### ASSIGNMENT
The answer consists of one number: how many lines of the data below include the string "counter".

──────── DATASET ENTRIES

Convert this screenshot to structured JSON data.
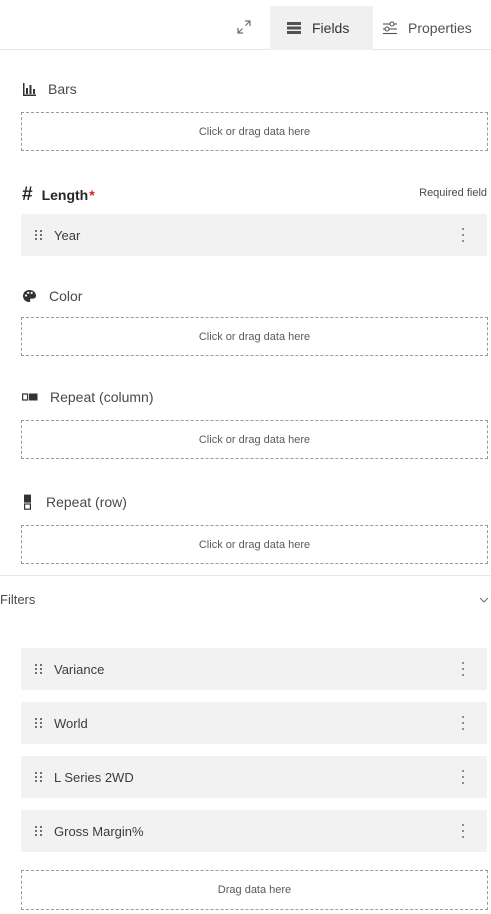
{
  "header": {
    "expand_icon": "maximize-icon",
    "tabs": [
      {
        "label": "Fields",
        "icon": "fields-icon",
        "active": true
      },
      {
        "label": "Properties",
        "icon": "sliders-icon",
        "active": false
      }
    ]
  },
  "slots": {
    "bars": {
      "label": "Bars",
      "icon": "bar-chart-icon",
      "placeholder": "Click or drag data here"
    },
    "length": {
      "hash": "#",
      "label": "Length",
      "required_mark": "*",
      "required_note": "Required field",
      "item": "Year"
    },
    "color": {
      "label": "Color",
      "icon": "palette-icon",
      "placeholder": "Click or drag data here"
    },
    "repeat_column": {
      "label": "Repeat (column)",
      "icon": "repeat-column-icon",
      "placeholder": "Click or drag data here"
    },
    "repeat_row": {
      "label": "Repeat (row)",
      "icon": "repeat-row-icon",
      "placeholder": "Click or drag data here"
    }
  },
  "filters": {
    "label": "Filters",
    "items": [
      "Variance",
      "World",
      "L Series 2WD",
      "Gross Margin%"
    ],
    "placeholder": "Drag data here"
  },
  "colors": {
    "active_tab_bg": "#f0f0f0",
    "pill_bg": "#f2f2f2",
    "required": "#da1e28"
  }
}
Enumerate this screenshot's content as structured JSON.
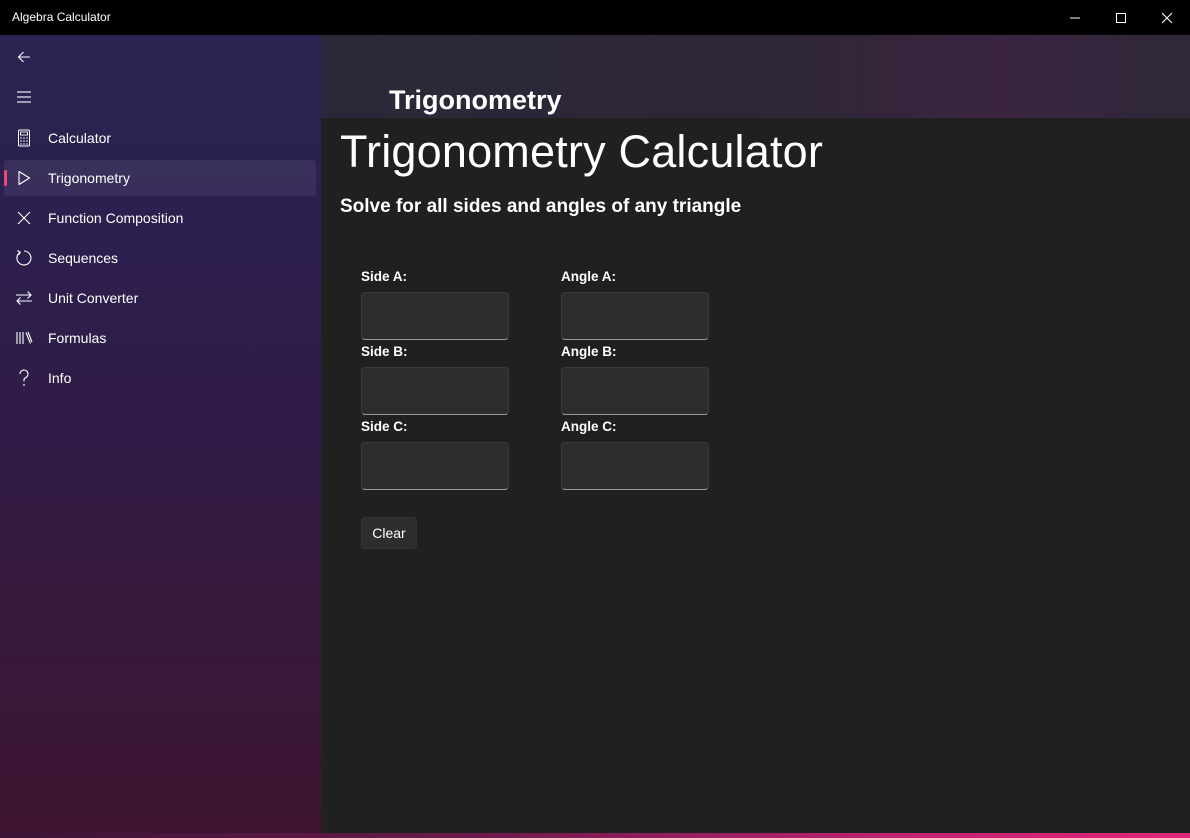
{
  "window": {
    "title": "Algebra Calculator",
    "controls": {
      "minimize": "minimize-icon",
      "maximize": "maximize-icon",
      "close": "close-icon"
    }
  },
  "sidebar": {
    "back_icon": "back-arrow-icon",
    "menu_icon": "hamburger-icon",
    "items": [
      {
        "label": "Calculator",
        "icon": "calculator-icon",
        "selected": false
      },
      {
        "label": "Trigonometry",
        "icon": "triangle-play-icon",
        "selected": true
      },
      {
        "label": "Function Composition",
        "icon": "x-icon",
        "selected": false
      },
      {
        "label": "Sequences",
        "icon": "refresh-icon",
        "selected": false
      },
      {
        "label": "Unit Converter",
        "icon": "swap-arrows-icon",
        "selected": false
      },
      {
        "label": "Formulas",
        "icon": "library-icon",
        "selected": false
      },
      {
        "label": "Info",
        "icon": "question-icon",
        "selected": false
      }
    ],
    "selection_color": "#e74b7c"
  },
  "header": {
    "title": "Trigonometry"
  },
  "main": {
    "heading": "Trigonometry Calculator",
    "subtitle": "Solve for all sides and angles of any triangle",
    "fields": {
      "side_a": {
        "label": "Side A:",
        "value": ""
      },
      "side_b": {
        "label": "Side B:",
        "value": ""
      },
      "side_c": {
        "label": "Side C:",
        "value": ""
      },
      "angle_a": {
        "label": "Angle A:",
        "value": ""
      },
      "angle_b": {
        "label": "Angle B:",
        "value": ""
      },
      "angle_c": {
        "label": "Angle C:",
        "value": ""
      }
    },
    "clear_label": "Clear"
  },
  "colors": {
    "content_bg": "#202020",
    "accent": "#e0287a"
  }
}
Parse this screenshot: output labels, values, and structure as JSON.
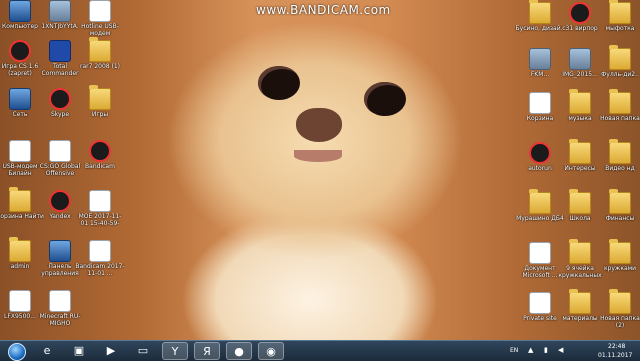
{
  "watermark": "www.BANDICAM.com",
  "desktop_icons": [
    {
      "id": "computer",
      "label": "Компьютер",
      "icon": "computer-icon",
      "kind": "pc"
    },
    {
      "id": "pic1",
      "label": "1XNTJbYYtA.",
      "icon": "image-file-icon",
      "kind": "pic"
    },
    {
      "id": "hotline",
      "label": "Hotline USB-модем",
      "icon": "modem-icon",
      "kind": "file"
    },
    {
      "id": "game-cs",
      "label": "Игра CS 1.6 (zapret)",
      "icon": "counter-strike-icon",
      "kind": "round"
    },
    {
      "id": "total-commander",
      "label": "Total Commander",
      "icon": "floppy-disk-icon",
      "kind": "disk"
    },
    {
      "id": "rar",
      "label": "rar7 2008 (1)",
      "icon": "archive-icon",
      "kind": "folder"
    },
    {
      "id": "network",
      "label": "Сеть",
      "icon": "network-icon",
      "kind": "pc"
    },
    {
      "id": "skype",
      "label": "Skype",
      "icon": "skype-icon",
      "kind": "round"
    },
    {
      "id": "games-folder",
      "label": "Игры",
      "icon": "folder-icon",
      "kind": "folder"
    },
    {
      "id": "modem",
      "label": "USB-модем Билайн",
      "icon": "usb-modem-icon",
      "kind": "file"
    },
    {
      "id": "csgo",
      "label": "CS:GO Global Offensive",
      "icon": "csgo-icon",
      "kind": "file"
    },
    {
      "id": "bandicam",
      "label": "Bandicam",
      "icon": "bandicam-icon",
      "kind": "round"
    },
    {
      "id": "cart",
      "label": "Корзина Найти",
      "icon": "folder-icon",
      "kind": "folder"
    },
    {
      "id": "yandex",
      "label": "Yandex",
      "icon": "yandex-icon",
      "kind": "round"
    },
    {
      "id": "video1",
      "label": "МОЁ 2017-11-01 15-40-59-869",
      "icon": "video-file-icon",
      "kind": "file"
    },
    {
      "id": "admin",
      "label": "admin",
      "icon": "folder-icon",
      "kind": "folder"
    },
    {
      "id": "control-panel",
      "label": "Панель управления",
      "icon": "control-panel-icon",
      "kind": "pc"
    },
    {
      "id": "video2",
      "label": "Bandicam 2017-11-01 ...",
      "icon": "video-file-icon",
      "kind": "file"
    },
    {
      "id": "phone",
      "label": "LFX9500...",
      "icon": "phone-icon",
      "kind": "file"
    },
    {
      "id": "minecraft",
      "label": "Minecraft RU-MIGHO",
      "icon": "minecraft-icon",
      "kind": "file"
    },
    {
      "id": "r-screen",
      "label": "Бусино, дизай..",
      "icon": "folder-icon",
      "kind": "folder"
    },
    {
      "id": "r-canon",
      "label": "c31 вирпор",
      "icon": "camera-icon",
      "kind": "round"
    },
    {
      "id": "r-mice",
      "label": "мыфотка",
      "icon": "folder-icon",
      "kind": "folder"
    },
    {
      "id": "r-photo1",
      "label": "FKM...",
      "icon": "image-file-icon",
      "kind": "pic"
    },
    {
      "id": "r-photo2",
      "label": "IMG_2015...",
      "icon": "image-file-icon",
      "kind": "pic"
    },
    {
      "id": "r-folder1",
      "label": "Фулль-ди2..",
      "icon": "folder-icon",
      "kind": "folder"
    },
    {
      "id": "r-recycle",
      "label": "Корзина",
      "icon": "recycle-bin-icon",
      "kind": "file"
    },
    {
      "id": "r-music",
      "label": "музыка",
      "icon": "folder-icon",
      "kind": "folder"
    },
    {
      "id": "r-new",
      "label": "Новая папка",
      "icon": "folder-icon",
      "kind": "folder"
    },
    {
      "id": "r-4",
      "label": "autorun",
      "icon": "channel-four-icon",
      "kind": "round"
    },
    {
      "id": "r-folder2",
      "label": "Интересы",
      "icon": "folder-icon",
      "kind": "folder"
    },
    {
      "id": "r-folder3",
      "label": "Видео нд",
      "icon": "folder-icon",
      "kind": "folder"
    },
    {
      "id": "r-folder4",
      "label": "Мурашино ДБ4",
      "icon": "folder-icon",
      "kind": "folder"
    },
    {
      "id": "r-folder5",
      "label": "Школа",
      "icon": "folder-icon",
      "kind": "folder"
    },
    {
      "id": "r-folder6",
      "label": "Финансы",
      "icon": "folder-icon",
      "kind": "folder"
    },
    {
      "id": "r-doc",
      "label": "Документ Microsoft ...",
      "icon": "document-icon",
      "kind": "file"
    },
    {
      "id": "r-folder7",
      "label": "9 ячейка кружкальных",
      "icon": "folder-icon",
      "kind": "folder"
    },
    {
      "id": "r-folder8",
      "label": "кружками",
      "icon": "folder-icon",
      "kind": "folder"
    },
    {
      "id": "r-private",
      "label": "Private site",
      "icon": "zip-icon",
      "kind": "file"
    },
    {
      "id": "r-folder9",
      "label": "материалы",
      "icon": "folder-icon",
      "kind": "folder"
    },
    {
      "id": "r-folder10",
      "label": "Новая папка (2)",
      "icon": "folder-icon",
      "kind": "folder"
    }
  ],
  "taskbar": {
    "items": [
      {
        "id": "ie",
        "icon": "internet-explorer-icon",
        "glyph": "e"
      },
      {
        "id": "explorer",
        "icon": "file-explorer-icon",
        "glyph": "▣"
      },
      {
        "id": "media",
        "icon": "media-player-icon",
        "glyph": "▶"
      },
      {
        "id": "folder",
        "icon": "folder-icon",
        "glyph": "▭"
      },
      {
        "id": "yandex",
        "icon": "yandex-browser-icon",
        "glyph": "Y"
      },
      {
        "id": "yandex2",
        "icon": "yandex-icon",
        "glyph": "Я"
      },
      {
        "id": "bandicam",
        "icon": "bandicam-record-icon",
        "glyph": "●"
      },
      {
        "id": "cs",
        "icon": "counter-strike-icon",
        "glyph": "◉"
      }
    ],
    "language": "EN",
    "time": "22:48",
    "date": "01.11.2017"
  },
  "colors": {
    "taskbar": "#1c2b3b",
    "wallpaper": "#c98450"
  }
}
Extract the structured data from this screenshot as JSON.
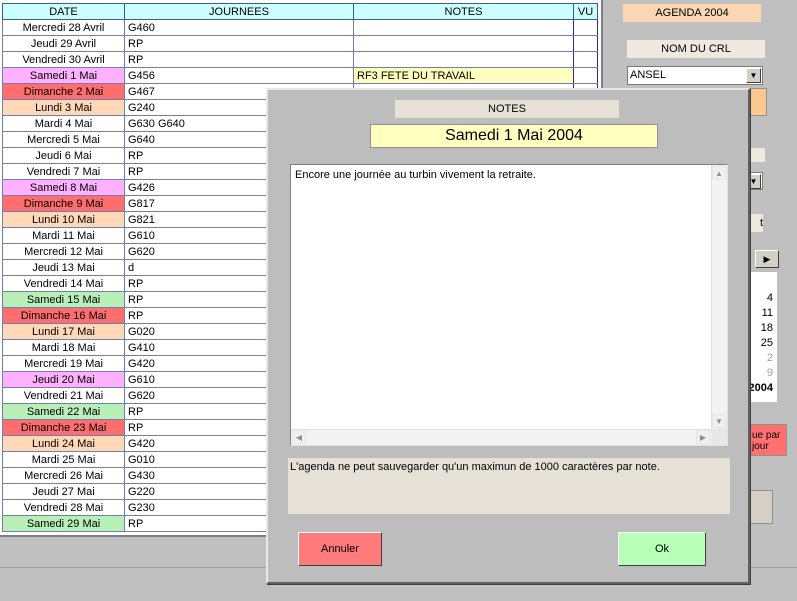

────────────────

### EXERCISE RESPONSE
2